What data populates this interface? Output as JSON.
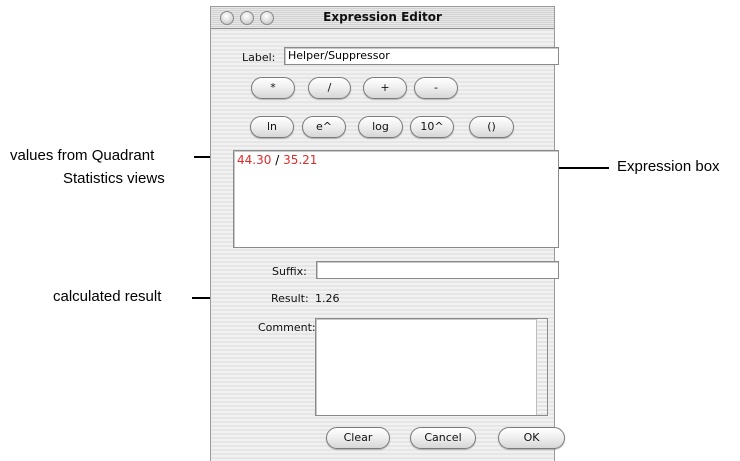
{
  "window": {
    "title": "Expression Editor"
  },
  "label_field": {
    "label": "Label:",
    "value": "Helper/Suppressor"
  },
  "operators": [
    "*",
    "/",
    "+",
    "-"
  ],
  "functions": [
    "ln",
    "e^",
    "log",
    "10^",
    "()"
  ],
  "expression": {
    "value1": "44.30",
    "operator": "/",
    "value2": "35.21"
  },
  "suffix": {
    "label": "Suffix:",
    "value": ""
  },
  "result": {
    "label": "Result:",
    "value": "1.26"
  },
  "comment": {
    "label": "Comment:",
    "value": ""
  },
  "buttons": {
    "clear": "Clear",
    "cancel": "Cancel",
    "ok": "OK"
  },
  "callouts": {
    "values_line1": "values from Quadrant",
    "values_line2": "Statistics views",
    "expression_box": "Expression box",
    "calculated_result": "calculated result"
  },
  "colors": {
    "expression_value": "#e12b2b"
  }
}
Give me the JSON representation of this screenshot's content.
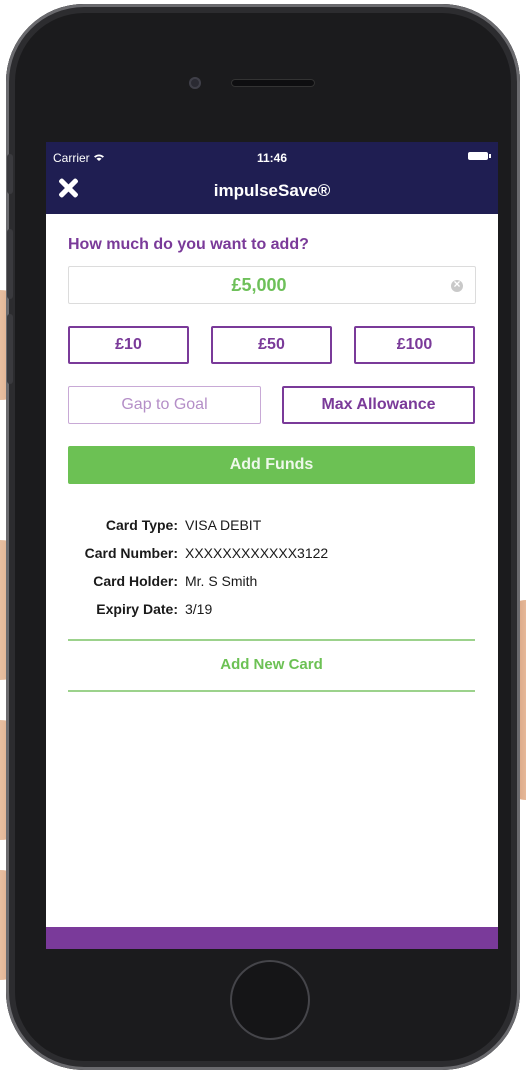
{
  "status_bar": {
    "carrier": "Carrier",
    "time": "11:46"
  },
  "navbar": {
    "title": "impulseSave®"
  },
  "add_funds_form": {
    "question": "How much do you want to add?",
    "amount_value": "£5,000",
    "quick_amounts": [
      "£10",
      "£50",
      "£100"
    ],
    "gap_to_goal_label": "Gap to Goal",
    "max_allowance_label": "Max Allowance",
    "submit_label": "Add Funds"
  },
  "card_details": [
    {
      "label": "Card Type:",
      "value": "VISA DEBIT"
    },
    {
      "label": "Card Number:",
      "value": "XXXXXXXXXXXX3122"
    },
    {
      "label": "Card Holder:",
      "value": "Mr. S Smith"
    },
    {
      "label": "Expiry Date:",
      "value": "3/19"
    }
  ],
  "add_new_card_label": "Add New Card",
  "colors": {
    "navbar": "#1f1e52",
    "accent_purple": "#7a3a99",
    "accent_green": "#6cc154"
  },
  "icons": [
    "close-icon",
    "wifi-icon",
    "battery-icon",
    "clear-icon"
  ]
}
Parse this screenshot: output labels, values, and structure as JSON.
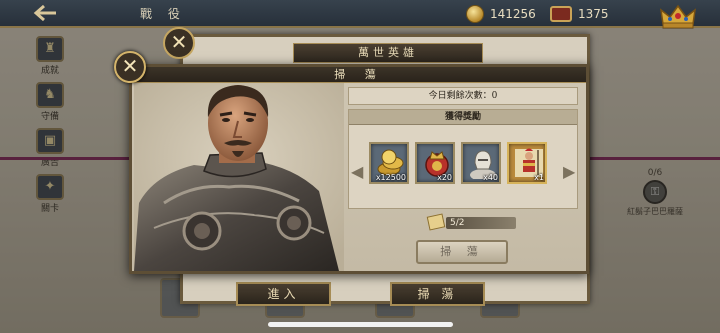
{
  "topbar": {
    "back_icon": "back-arrow-icon",
    "title": "戰 役",
    "coins": "141256",
    "chest_value": "1375"
  },
  "left_menu": [
    {
      "icon": "trophy-icon",
      "glyph": "♜",
      "label": "成就"
    },
    {
      "icon": "knight-icon",
      "glyph": "♞",
      "label": "守備"
    },
    {
      "icon": "film-icon",
      "glyph": "▣",
      "label": "廣告"
    },
    {
      "icon": "quest-icon",
      "glyph": "✦",
      "label": "關卡"
    }
  ],
  "bg_node": {
    "count": "0/6",
    "name": "紅鬍子巴巴羅薩"
  },
  "back_panel": {
    "title": "萬世英雄",
    "enter_label": "進入",
    "sweep_label": "掃 蕩"
  },
  "modal": {
    "title": "掃 蕩",
    "remaining": "今日剩餘次數：0",
    "rewards_header": "獲得獎勵",
    "rewards": [
      {
        "icon": "gold-coins-icon",
        "qty": "x12500"
      },
      {
        "icon": "royal-seal-icon",
        "qty": "x20"
      },
      {
        "icon": "knight-bust-icon",
        "qty": "x40"
      },
      {
        "icon": "soldier-card-icon",
        "qty": "x1"
      }
    ],
    "tickets": "5/2",
    "sweep_button": "掃 蕩"
  },
  "colors": {
    "accent": "#a68c55",
    "topbar": "#2f3943",
    "magenta": "#7d2a58"
  }
}
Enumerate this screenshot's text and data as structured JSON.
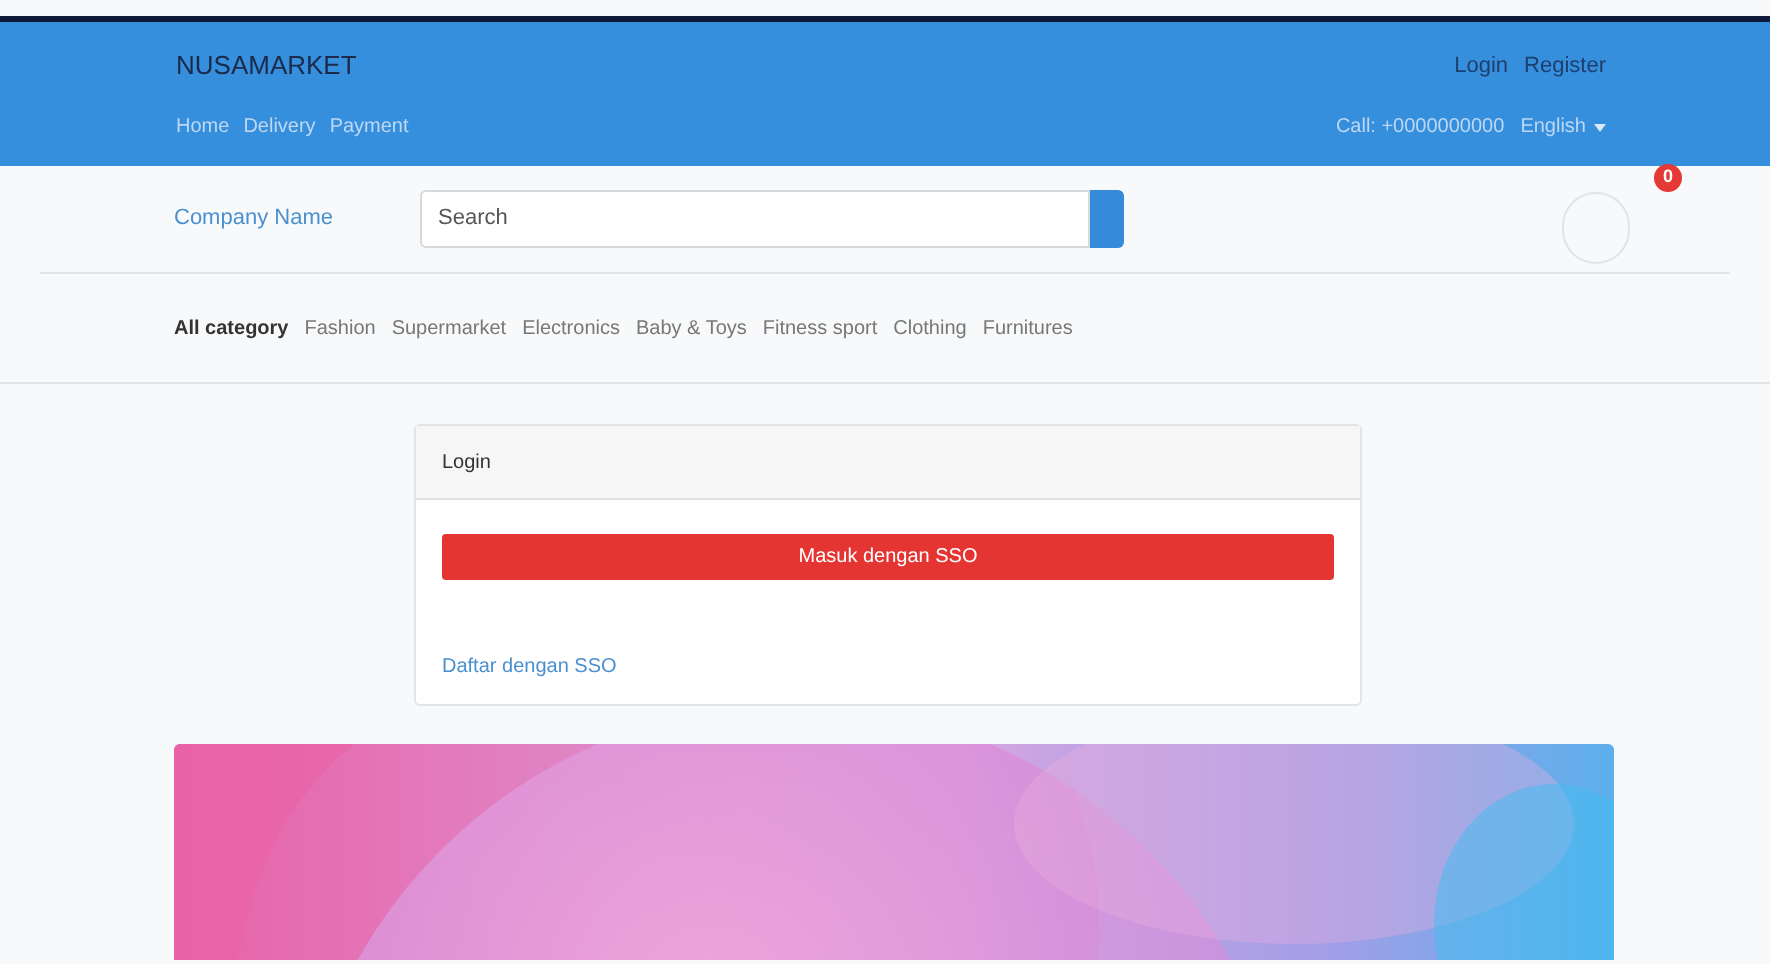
{
  "header": {
    "brand": "NUSAMARKET",
    "nav": [
      "Home",
      "Delivery",
      "Payment"
    ],
    "account_links": [
      "Login",
      "Register"
    ],
    "phone": "Call: +0000000000",
    "language": "English"
  },
  "search_bar": {
    "company": "Company Name",
    "placeholder": "Search",
    "cart_count": "0"
  },
  "categories": [
    {
      "label": "All category",
      "selected": true
    },
    {
      "label": "Fashion",
      "selected": false
    },
    {
      "label": "Supermarket",
      "selected": false
    },
    {
      "label": "Electronics",
      "selected": false
    },
    {
      "label": "Baby & Toys",
      "selected": false
    },
    {
      "label": "Fitness sport",
      "selected": false
    },
    {
      "label": "Clothing",
      "selected": false
    },
    {
      "label": "Furnitures",
      "selected": false
    }
  ],
  "login_card": {
    "title": "Login",
    "sso_button": "Masuk dengan SSO",
    "register_link": "Daftar dengan SSO"
  }
}
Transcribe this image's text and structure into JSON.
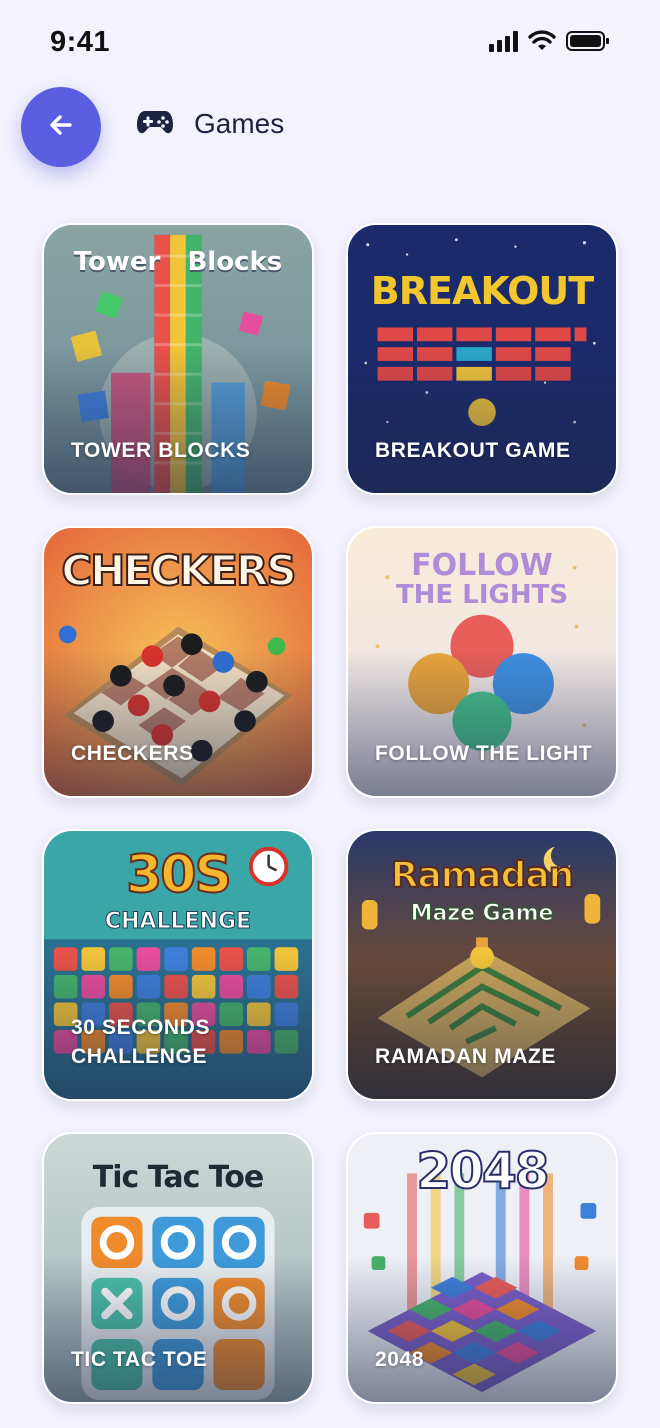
{
  "status_bar": {
    "time": "9:41"
  },
  "header": {
    "title": "Games",
    "icon": "gamepad-icon",
    "back_icon": "arrow-left-icon"
  },
  "colors": {
    "accent": "#5a5ee0",
    "background": "#f3f2fd"
  },
  "games": [
    {
      "label": "TOWER BLOCKS",
      "art_title": "Tower   Blocks"
    },
    {
      "label": "BREAKOUT GAME",
      "art_title": "BREAKOUT"
    },
    {
      "label": "CHECKERS",
      "art_title": "CHECKERS"
    },
    {
      "label": "FOLLOW THE LIGHT",
      "art_title_1": "FOLLOW",
      "art_title_2": "THE LIGHTS"
    },
    {
      "label": "30 SECONDS CHALLENGE",
      "art_title_1": "30S",
      "art_title_2": "CHALLENGE"
    },
    {
      "label": "RAMADAN MAZE",
      "art_title_1": "Ramadan",
      "art_title_2": "Maze Game"
    },
    {
      "label": "TIC TAC TOE",
      "art_title": "Tic Tac Toe"
    },
    {
      "label": "2048",
      "art_title": "2048"
    }
  ]
}
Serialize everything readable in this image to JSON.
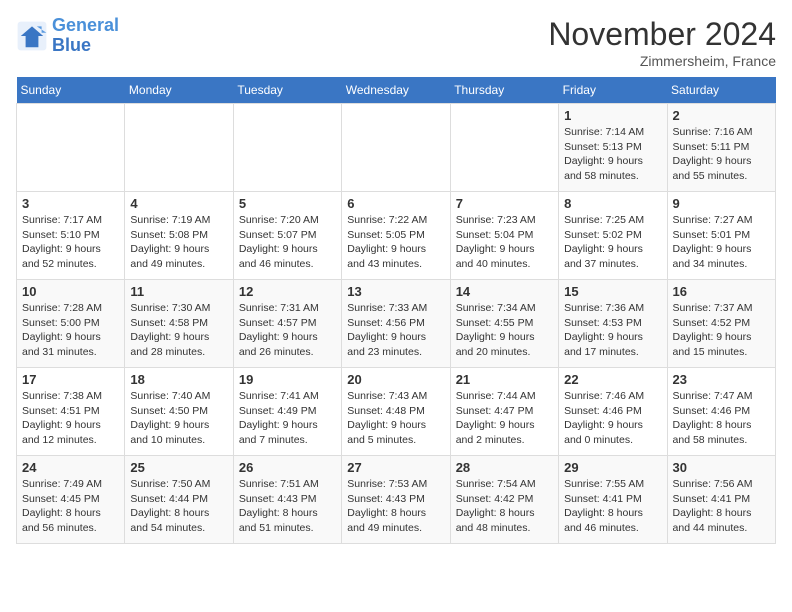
{
  "header": {
    "logo_line1": "General",
    "logo_line2": "Blue",
    "month": "November 2024",
    "location": "Zimmersheim, France"
  },
  "days_of_week": [
    "Sunday",
    "Monday",
    "Tuesday",
    "Wednesday",
    "Thursday",
    "Friday",
    "Saturday"
  ],
  "weeks": [
    [
      {
        "day": "",
        "info": ""
      },
      {
        "day": "",
        "info": ""
      },
      {
        "day": "",
        "info": ""
      },
      {
        "day": "",
        "info": ""
      },
      {
        "day": "",
        "info": ""
      },
      {
        "day": "1",
        "info": "Sunrise: 7:14 AM\nSunset: 5:13 PM\nDaylight: 9 hours and 58 minutes."
      },
      {
        "day": "2",
        "info": "Sunrise: 7:16 AM\nSunset: 5:11 PM\nDaylight: 9 hours and 55 minutes."
      }
    ],
    [
      {
        "day": "3",
        "info": "Sunrise: 7:17 AM\nSunset: 5:10 PM\nDaylight: 9 hours and 52 minutes."
      },
      {
        "day": "4",
        "info": "Sunrise: 7:19 AM\nSunset: 5:08 PM\nDaylight: 9 hours and 49 minutes."
      },
      {
        "day": "5",
        "info": "Sunrise: 7:20 AM\nSunset: 5:07 PM\nDaylight: 9 hours and 46 minutes."
      },
      {
        "day": "6",
        "info": "Sunrise: 7:22 AM\nSunset: 5:05 PM\nDaylight: 9 hours and 43 minutes."
      },
      {
        "day": "7",
        "info": "Sunrise: 7:23 AM\nSunset: 5:04 PM\nDaylight: 9 hours and 40 minutes."
      },
      {
        "day": "8",
        "info": "Sunrise: 7:25 AM\nSunset: 5:02 PM\nDaylight: 9 hours and 37 minutes."
      },
      {
        "day": "9",
        "info": "Sunrise: 7:27 AM\nSunset: 5:01 PM\nDaylight: 9 hours and 34 minutes."
      }
    ],
    [
      {
        "day": "10",
        "info": "Sunrise: 7:28 AM\nSunset: 5:00 PM\nDaylight: 9 hours and 31 minutes."
      },
      {
        "day": "11",
        "info": "Sunrise: 7:30 AM\nSunset: 4:58 PM\nDaylight: 9 hours and 28 minutes."
      },
      {
        "day": "12",
        "info": "Sunrise: 7:31 AM\nSunset: 4:57 PM\nDaylight: 9 hours and 26 minutes."
      },
      {
        "day": "13",
        "info": "Sunrise: 7:33 AM\nSunset: 4:56 PM\nDaylight: 9 hours and 23 minutes."
      },
      {
        "day": "14",
        "info": "Sunrise: 7:34 AM\nSunset: 4:55 PM\nDaylight: 9 hours and 20 minutes."
      },
      {
        "day": "15",
        "info": "Sunrise: 7:36 AM\nSunset: 4:53 PM\nDaylight: 9 hours and 17 minutes."
      },
      {
        "day": "16",
        "info": "Sunrise: 7:37 AM\nSunset: 4:52 PM\nDaylight: 9 hours and 15 minutes."
      }
    ],
    [
      {
        "day": "17",
        "info": "Sunrise: 7:38 AM\nSunset: 4:51 PM\nDaylight: 9 hours and 12 minutes."
      },
      {
        "day": "18",
        "info": "Sunrise: 7:40 AM\nSunset: 4:50 PM\nDaylight: 9 hours and 10 minutes."
      },
      {
        "day": "19",
        "info": "Sunrise: 7:41 AM\nSunset: 4:49 PM\nDaylight: 9 hours and 7 minutes."
      },
      {
        "day": "20",
        "info": "Sunrise: 7:43 AM\nSunset: 4:48 PM\nDaylight: 9 hours and 5 minutes."
      },
      {
        "day": "21",
        "info": "Sunrise: 7:44 AM\nSunset: 4:47 PM\nDaylight: 9 hours and 2 minutes."
      },
      {
        "day": "22",
        "info": "Sunrise: 7:46 AM\nSunset: 4:46 PM\nDaylight: 9 hours and 0 minutes."
      },
      {
        "day": "23",
        "info": "Sunrise: 7:47 AM\nSunset: 4:46 PM\nDaylight: 8 hours and 58 minutes."
      }
    ],
    [
      {
        "day": "24",
        "info": "Sunrise: 7:49 AM\nSunset: 4:45 PM\nDaylight: 8 hours and 56 minutes."
      },
      {
        "day": "25",
        "info": "Sunrise: 7:50 AM\nSunset: 4:44 PM\nDaylight: 8 hours and 54 minutes."
      },
      {
        "day": "26",
        "info": "Sunrise: 7:51 AM\nSunset: 4:43 PM\nDaylight: 8 hours and 51 minutes."
      },
      {
        "day": "27",
        "info": "Sunrise: 7:53 AM\nSunset: 4:43 PM\nDaylight: 8 hours and 49 minutes."
      },
      {
        "day": "28",
        "info": "Sunrise: 7:54 AM\nSunset: 4:42 PM\nDaylight: 8 hours and 48 minutes."
      },
      {
        "day": "29",
        "info": "Sunrise: 7:55 AM\nSunset: 4:41 PM\nDaylight: 8 hours and 46 minutes."
      },
      {
        "day": "30",
        "info": "Sunrise: 7:56 AM\nSunset: 4:41 PM\nDaylight: 8 hours and 44 minutes."
      }
    ]
  ]
}
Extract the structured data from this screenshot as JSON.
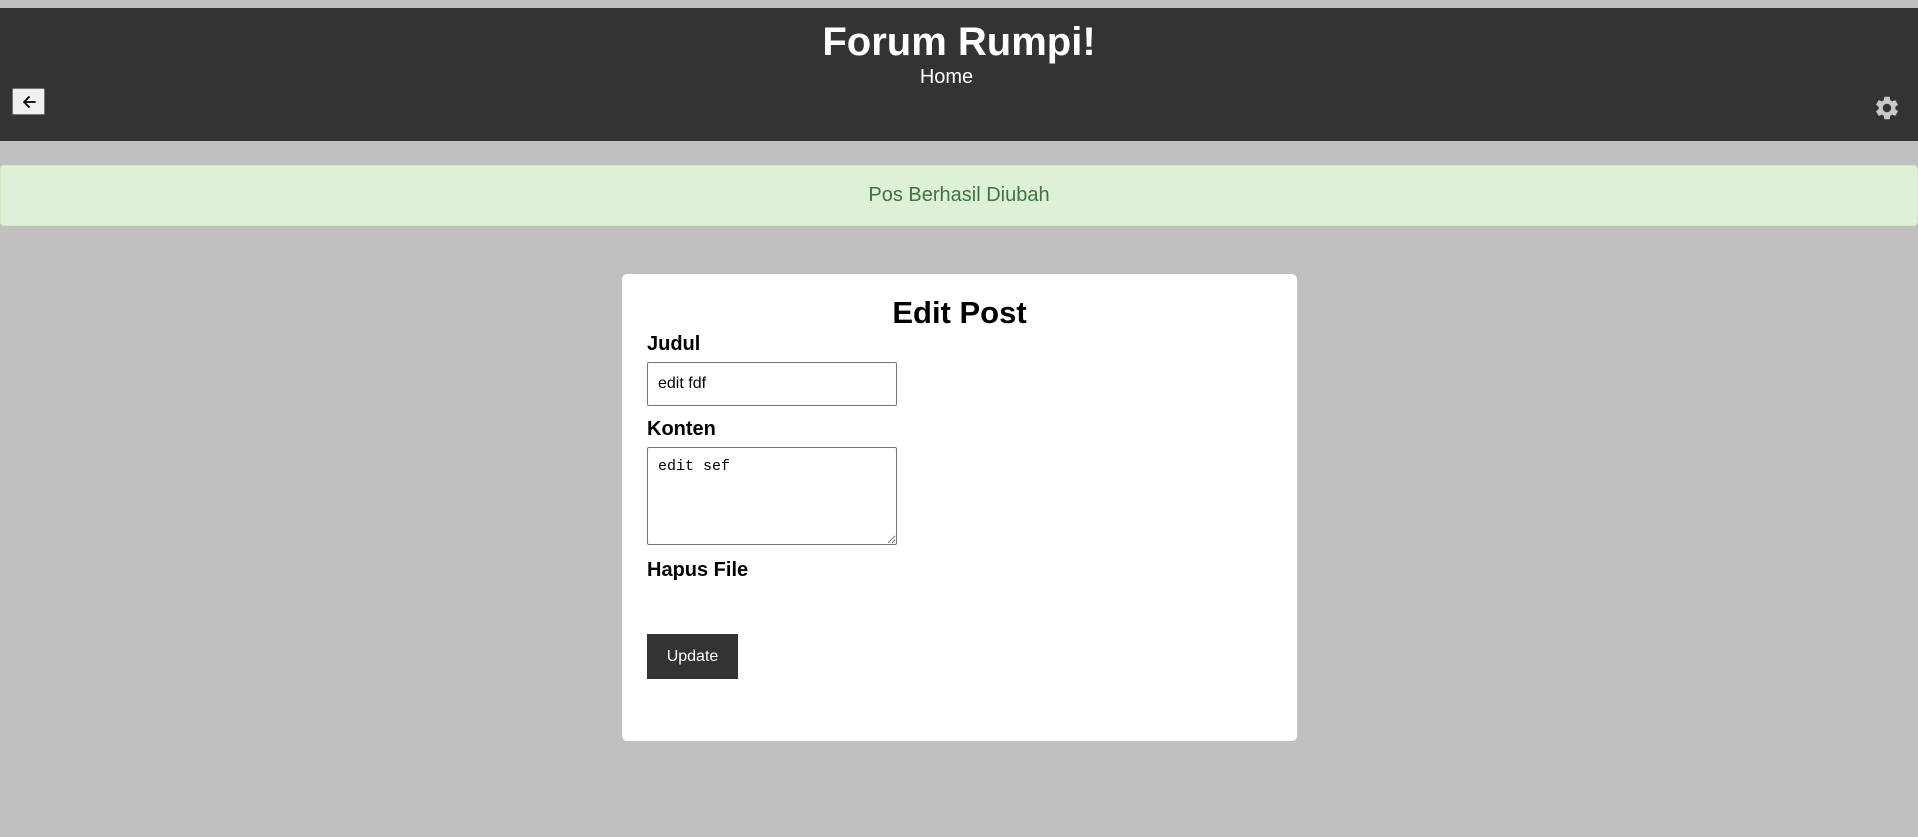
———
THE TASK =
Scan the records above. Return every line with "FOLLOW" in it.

ANSWER BOX =
      "label": "FOLLOW THE LIGHT",
      "art_title_1": "FOLLOW",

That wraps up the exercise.